That anything turned out to be David Lee. The same David Lee who had sat on the bench in the regular season, sat on the bench in the postseason, and hadn't played to that point in the NBA Finals. Yet Lee, the consummate and steady professional, came in and played spectacularly. Lee had eleven points and didn't miss a field goal as the Warriors outscored Cleveland by 17 with him on the floor.

Curry also -- finally -- got going. After scoring just one field goal on six attempts in the first half, Curry broke out of his shooting slump, erupting for 24 points in the final two periods, including six three-pointers. He was excellent shooting the ball, and hopefully this bodes well for the Warriors in Game 4. He and Lee either scored or assisted on all of the Warriors' last 31 points.

Golden State cut a twenty-point lead down to one with 2:45 remaining in the fourth quarter. The Warriors had hope, had life; the Cavaliers snatched it away like Matthew Dellavedova grabbing a loose ball. Dellavedova hit a crazy bank shot, plus a free throw; LeBron hit a monster three to push the lead to seven; and Cleveland ended the game by draining nine straight free three throws. And although Curry got the Warriors back into the game, he had three crucial turnovers down the stretch that each led to critical Cleveland points.

The Warriors got back into the game offensively -- and had a chance to win it -- by going small with David Lee at center, something that worked extremely well in last year's playoff series against the Clippers. No doubt that Kerr pulls out this lineup again going forward; it's arguably the only lineup that has succeeded in significant minutes against this Cavaliers team.

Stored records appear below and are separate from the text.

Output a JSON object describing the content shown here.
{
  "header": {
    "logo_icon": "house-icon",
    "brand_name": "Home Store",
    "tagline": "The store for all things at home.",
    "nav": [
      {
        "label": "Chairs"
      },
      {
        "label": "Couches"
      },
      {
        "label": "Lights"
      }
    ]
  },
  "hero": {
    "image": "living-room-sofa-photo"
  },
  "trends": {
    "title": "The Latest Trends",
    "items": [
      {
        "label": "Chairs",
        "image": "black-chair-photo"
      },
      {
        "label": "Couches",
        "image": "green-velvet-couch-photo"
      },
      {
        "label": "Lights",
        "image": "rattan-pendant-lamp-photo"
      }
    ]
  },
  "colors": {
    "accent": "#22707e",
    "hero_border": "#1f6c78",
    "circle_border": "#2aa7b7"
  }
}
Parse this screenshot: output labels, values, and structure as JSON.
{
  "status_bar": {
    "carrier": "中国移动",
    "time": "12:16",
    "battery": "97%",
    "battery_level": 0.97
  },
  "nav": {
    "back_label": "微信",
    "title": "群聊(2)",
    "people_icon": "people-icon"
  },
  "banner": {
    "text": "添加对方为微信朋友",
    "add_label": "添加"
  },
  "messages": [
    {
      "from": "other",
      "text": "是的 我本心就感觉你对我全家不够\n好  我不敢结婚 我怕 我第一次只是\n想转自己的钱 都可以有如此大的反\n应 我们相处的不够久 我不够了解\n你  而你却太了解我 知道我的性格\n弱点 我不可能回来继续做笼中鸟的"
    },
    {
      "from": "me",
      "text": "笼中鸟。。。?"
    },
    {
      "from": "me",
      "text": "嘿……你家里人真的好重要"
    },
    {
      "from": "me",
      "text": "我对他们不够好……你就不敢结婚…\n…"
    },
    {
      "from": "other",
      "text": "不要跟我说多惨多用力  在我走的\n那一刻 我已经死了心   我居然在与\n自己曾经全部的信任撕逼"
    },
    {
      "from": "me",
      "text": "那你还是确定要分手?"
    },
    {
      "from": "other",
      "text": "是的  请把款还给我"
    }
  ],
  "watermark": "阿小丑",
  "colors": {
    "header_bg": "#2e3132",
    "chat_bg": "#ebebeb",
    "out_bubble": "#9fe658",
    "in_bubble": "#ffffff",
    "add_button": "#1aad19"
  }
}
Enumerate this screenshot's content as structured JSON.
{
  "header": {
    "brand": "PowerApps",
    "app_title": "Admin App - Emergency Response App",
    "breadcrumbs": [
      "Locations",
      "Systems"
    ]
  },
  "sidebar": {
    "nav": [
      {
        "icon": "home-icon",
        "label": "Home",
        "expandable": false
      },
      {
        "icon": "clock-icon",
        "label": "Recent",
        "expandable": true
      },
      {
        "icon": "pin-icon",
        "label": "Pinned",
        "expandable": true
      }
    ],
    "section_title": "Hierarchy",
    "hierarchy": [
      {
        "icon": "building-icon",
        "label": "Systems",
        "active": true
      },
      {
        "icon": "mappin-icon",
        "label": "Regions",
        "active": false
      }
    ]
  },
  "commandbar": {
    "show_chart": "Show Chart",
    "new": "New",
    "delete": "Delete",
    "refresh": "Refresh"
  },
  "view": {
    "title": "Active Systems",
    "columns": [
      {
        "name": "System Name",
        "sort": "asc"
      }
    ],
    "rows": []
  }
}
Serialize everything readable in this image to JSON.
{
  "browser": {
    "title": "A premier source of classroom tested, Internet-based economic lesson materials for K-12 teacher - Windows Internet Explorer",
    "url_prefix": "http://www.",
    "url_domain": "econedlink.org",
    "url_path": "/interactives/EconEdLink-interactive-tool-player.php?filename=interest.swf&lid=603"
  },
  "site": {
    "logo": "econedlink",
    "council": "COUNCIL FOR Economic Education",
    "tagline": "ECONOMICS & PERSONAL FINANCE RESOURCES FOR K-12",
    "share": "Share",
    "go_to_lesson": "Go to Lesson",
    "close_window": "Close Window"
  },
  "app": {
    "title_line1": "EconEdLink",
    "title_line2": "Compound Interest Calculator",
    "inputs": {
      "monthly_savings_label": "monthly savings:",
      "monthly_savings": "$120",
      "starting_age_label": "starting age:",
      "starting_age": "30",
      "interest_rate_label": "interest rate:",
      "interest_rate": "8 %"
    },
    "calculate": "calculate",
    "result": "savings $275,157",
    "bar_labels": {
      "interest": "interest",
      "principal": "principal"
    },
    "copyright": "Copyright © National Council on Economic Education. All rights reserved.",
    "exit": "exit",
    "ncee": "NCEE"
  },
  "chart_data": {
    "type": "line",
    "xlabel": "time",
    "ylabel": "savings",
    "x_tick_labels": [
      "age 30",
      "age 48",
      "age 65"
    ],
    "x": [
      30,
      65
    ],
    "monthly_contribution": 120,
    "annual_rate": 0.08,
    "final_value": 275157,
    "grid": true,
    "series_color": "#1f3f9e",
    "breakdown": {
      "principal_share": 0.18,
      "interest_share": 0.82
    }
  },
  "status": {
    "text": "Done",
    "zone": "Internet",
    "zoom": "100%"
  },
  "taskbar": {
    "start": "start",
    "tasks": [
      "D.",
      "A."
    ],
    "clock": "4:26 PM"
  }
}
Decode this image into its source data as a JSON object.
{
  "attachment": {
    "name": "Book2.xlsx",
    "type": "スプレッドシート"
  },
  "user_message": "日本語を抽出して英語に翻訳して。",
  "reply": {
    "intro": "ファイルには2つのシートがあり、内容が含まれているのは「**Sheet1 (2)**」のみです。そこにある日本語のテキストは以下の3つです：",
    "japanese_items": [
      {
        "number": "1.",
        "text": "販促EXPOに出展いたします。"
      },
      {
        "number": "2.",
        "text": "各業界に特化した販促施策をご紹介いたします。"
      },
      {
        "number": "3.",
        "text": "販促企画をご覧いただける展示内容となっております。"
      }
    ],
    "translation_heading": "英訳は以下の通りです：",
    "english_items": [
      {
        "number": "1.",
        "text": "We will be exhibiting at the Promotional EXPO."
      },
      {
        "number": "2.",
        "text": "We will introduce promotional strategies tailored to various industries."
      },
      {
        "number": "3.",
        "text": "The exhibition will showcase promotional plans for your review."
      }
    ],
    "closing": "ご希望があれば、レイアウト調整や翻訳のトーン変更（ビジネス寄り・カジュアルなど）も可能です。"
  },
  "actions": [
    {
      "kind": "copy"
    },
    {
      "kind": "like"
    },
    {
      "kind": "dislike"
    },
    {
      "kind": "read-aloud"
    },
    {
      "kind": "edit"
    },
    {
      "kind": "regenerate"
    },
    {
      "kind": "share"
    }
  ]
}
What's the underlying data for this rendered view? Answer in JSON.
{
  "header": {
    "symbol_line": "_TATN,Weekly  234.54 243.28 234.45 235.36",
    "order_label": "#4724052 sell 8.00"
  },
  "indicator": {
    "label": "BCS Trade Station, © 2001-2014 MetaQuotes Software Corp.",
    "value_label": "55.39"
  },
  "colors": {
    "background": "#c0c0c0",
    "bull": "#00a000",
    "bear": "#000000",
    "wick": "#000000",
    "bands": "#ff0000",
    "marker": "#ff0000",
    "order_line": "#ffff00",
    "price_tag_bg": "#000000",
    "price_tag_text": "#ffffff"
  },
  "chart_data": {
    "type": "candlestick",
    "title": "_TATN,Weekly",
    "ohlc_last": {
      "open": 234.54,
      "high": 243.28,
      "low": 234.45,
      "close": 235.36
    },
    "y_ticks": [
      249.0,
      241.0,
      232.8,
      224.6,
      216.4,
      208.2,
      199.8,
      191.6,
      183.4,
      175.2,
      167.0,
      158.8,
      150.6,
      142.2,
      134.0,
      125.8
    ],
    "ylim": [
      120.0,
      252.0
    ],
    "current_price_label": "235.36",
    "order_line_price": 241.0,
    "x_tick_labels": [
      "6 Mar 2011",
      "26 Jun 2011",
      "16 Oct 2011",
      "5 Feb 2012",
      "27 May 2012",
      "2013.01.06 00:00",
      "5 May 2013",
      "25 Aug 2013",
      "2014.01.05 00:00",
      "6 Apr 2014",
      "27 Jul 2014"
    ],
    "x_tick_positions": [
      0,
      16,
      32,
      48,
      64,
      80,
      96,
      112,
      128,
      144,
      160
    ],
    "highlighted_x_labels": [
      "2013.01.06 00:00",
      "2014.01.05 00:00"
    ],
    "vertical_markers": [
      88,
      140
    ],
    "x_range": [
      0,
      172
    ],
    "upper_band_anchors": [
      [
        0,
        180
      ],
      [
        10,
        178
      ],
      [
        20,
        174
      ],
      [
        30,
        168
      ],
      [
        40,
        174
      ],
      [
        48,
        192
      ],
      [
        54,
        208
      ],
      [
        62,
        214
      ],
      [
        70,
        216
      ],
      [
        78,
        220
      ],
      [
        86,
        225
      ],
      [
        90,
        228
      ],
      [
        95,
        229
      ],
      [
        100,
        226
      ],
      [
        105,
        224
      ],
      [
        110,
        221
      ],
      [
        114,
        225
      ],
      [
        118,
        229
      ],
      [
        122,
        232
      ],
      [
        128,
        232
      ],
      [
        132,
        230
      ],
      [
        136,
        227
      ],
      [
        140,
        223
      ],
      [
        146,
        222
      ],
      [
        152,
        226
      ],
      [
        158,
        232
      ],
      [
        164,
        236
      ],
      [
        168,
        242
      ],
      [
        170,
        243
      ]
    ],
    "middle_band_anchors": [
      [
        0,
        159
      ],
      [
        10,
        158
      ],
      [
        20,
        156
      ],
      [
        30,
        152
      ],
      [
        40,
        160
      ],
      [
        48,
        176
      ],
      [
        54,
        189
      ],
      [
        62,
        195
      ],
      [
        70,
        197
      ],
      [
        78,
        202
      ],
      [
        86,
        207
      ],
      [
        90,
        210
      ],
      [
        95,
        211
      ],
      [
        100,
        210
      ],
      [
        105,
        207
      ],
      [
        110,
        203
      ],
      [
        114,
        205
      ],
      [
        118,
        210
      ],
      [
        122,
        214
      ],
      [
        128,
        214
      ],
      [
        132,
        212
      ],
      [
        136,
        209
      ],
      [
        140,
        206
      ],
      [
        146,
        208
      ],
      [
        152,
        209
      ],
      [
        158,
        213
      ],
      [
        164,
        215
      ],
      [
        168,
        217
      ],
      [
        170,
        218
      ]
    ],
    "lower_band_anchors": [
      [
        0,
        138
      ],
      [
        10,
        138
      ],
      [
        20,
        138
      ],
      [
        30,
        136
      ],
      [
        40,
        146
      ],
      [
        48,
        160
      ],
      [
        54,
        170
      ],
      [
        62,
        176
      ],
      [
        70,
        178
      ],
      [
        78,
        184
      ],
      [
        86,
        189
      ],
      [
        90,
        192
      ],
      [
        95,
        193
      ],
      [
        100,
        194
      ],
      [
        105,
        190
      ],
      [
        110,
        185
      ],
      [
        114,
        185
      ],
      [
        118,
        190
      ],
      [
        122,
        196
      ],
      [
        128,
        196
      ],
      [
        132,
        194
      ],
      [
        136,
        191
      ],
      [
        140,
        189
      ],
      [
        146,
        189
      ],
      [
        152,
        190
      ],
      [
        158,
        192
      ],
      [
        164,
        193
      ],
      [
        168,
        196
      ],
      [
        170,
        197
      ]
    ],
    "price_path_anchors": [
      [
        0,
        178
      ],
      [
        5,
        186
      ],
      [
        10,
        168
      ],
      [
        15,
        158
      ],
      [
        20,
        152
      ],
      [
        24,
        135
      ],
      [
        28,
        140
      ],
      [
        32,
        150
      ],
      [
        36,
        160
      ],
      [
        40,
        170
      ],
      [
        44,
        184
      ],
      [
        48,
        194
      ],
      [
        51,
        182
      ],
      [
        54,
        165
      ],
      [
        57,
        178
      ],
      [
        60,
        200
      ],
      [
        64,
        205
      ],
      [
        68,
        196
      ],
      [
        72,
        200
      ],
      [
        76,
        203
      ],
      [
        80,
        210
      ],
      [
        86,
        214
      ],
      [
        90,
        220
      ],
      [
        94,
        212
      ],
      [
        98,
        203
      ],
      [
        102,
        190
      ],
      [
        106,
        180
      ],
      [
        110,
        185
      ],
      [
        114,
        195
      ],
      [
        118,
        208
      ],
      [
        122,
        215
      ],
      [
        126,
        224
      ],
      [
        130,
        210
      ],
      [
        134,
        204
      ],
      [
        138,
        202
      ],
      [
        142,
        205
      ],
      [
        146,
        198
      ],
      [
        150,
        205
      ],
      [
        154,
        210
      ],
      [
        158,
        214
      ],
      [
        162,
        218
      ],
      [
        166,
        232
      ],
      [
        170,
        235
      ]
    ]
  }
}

After coming out lethargic on both ends in Game 3, how the Warriors start Game 4 will be immensely important. Will they come out slow, bothered by Cleveland's aggression? Or will they themselves be the aggressors, on offense and defense? Will the Warriors make a significant adjustment, a la Dallas against Miami in the 2011 Finals, that helps them win in Cleveland? Can Golden State find their own J.J. Barea in Game 4?

Their season depends on it.